1. Home

Discuss in my forum

What is Badminton?

An Outdoor Game Like Tennis, But Less Competitive


What is Badminton?

A backyard game of badminton.

© Andrew Malone, flickr
It's a racquet sport that you can play in your own yard, with a simple stringed net, some racquets, and shuttlecocks (aka birdies). While badminton became an official Olympic sport in 1992, it's still an easy, inexpensive game to play at home parties, barbecues and when friends and family gather for some good times.

A Brief History of Badminton

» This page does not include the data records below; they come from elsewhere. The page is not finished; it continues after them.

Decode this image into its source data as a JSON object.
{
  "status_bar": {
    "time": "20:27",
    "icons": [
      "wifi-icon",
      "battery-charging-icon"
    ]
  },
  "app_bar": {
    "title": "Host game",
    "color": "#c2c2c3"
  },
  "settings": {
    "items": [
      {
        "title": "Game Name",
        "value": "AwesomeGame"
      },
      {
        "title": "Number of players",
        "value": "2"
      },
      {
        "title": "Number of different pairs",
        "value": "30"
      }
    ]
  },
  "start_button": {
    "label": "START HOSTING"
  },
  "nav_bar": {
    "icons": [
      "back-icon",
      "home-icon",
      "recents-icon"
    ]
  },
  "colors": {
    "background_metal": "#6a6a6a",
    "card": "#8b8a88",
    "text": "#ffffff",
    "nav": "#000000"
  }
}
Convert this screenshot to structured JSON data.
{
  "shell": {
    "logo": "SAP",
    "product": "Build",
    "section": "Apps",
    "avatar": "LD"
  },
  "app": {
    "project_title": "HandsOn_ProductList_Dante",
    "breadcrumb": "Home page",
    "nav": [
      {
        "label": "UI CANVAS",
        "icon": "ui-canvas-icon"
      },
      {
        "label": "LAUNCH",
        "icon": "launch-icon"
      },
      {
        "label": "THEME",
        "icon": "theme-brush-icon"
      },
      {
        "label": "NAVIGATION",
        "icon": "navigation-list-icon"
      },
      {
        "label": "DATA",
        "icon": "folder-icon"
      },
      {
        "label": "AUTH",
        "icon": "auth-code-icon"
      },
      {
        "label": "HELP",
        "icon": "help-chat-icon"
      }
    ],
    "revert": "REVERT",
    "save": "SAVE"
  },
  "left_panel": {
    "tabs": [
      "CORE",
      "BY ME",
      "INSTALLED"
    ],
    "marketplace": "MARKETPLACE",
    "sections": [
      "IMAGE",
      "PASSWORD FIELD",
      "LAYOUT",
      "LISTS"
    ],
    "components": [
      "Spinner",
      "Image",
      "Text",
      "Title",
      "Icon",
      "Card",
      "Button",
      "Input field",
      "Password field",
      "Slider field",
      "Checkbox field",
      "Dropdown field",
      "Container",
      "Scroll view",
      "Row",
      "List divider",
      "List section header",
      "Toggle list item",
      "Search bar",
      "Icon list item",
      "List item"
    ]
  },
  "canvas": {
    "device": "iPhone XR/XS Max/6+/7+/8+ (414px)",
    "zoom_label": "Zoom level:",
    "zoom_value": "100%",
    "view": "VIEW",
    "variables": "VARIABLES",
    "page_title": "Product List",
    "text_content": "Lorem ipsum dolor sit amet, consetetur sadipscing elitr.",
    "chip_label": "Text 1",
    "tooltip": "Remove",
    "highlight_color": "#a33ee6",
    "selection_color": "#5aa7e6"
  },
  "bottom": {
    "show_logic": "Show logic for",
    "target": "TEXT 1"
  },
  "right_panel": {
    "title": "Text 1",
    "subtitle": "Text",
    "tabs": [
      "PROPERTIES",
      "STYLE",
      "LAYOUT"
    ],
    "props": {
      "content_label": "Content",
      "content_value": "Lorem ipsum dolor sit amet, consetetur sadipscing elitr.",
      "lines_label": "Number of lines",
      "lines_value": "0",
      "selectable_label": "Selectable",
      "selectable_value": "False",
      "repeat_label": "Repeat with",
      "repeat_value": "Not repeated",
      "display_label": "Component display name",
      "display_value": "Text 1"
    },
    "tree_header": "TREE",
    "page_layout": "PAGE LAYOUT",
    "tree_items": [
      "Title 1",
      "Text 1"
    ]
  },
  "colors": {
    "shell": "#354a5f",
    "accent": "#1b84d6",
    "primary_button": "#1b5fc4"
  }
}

Like many games, a form of badminton was played in ancient Greece and Egypt. In 18th-century India, the game was called Poona, and British officers stationed there brought the game to England when they returned in the 1860s. The sport was introduced at a party given by the Duke of Beaufort at his country estate, Badminton, in Gloucestershire. From there, it was referred to as the game of Badminton, and shortened to badminton. The game spread to the United States and other countries. During the early 20th century, Hollywood's own royalty, including actors James Cagney and Bette Davis, were photographed playing the game, or at least pretending to play the game.

Setting up the Court

Let's get this clear: you don't need an actual court. That said, an official badminton court is 17 feet by 44 feet for a singles match, and 20 feet by 44 feet for a doubles match. A 30-inch-deep, 5-foot-high net divides the court in half. Long and short service lines demarcate the service court (the part where you actually play). The short service line is located 6-1/2 feet back from the net. With doubles, the long service line is 19-1/2 feet back from the net; in singles play it's 22 feet from the net.

Since your backyard badminton court won't be used for the Olympics, you can adjust the court to fit the size of your yard.

Playing the Game

The object of badminton is to hit the shuttlecock -- that small rounded piece of rubber or cork crowned with feathers (or made of plastic) -- over the net and inside the opposite court so that the opponent cannot return it. The server calls out the score before serving, then hits the shuttlecock with an underhand serve, preferably diagonally into the opposite court. The opponent must hit the shuttlecock over the net before it touches the ground. If the opponent doesn't hit the shuttlecock or hits it out of bounds, the server wins one point and gets to serve again. If the opponent does hit the shuttlecock back over the net and it hits the ground before the server hits it, then nobody scores points and the opponent gets to serves. Most badminton games go to 15 points.

©2014 About.com. All rights reserved.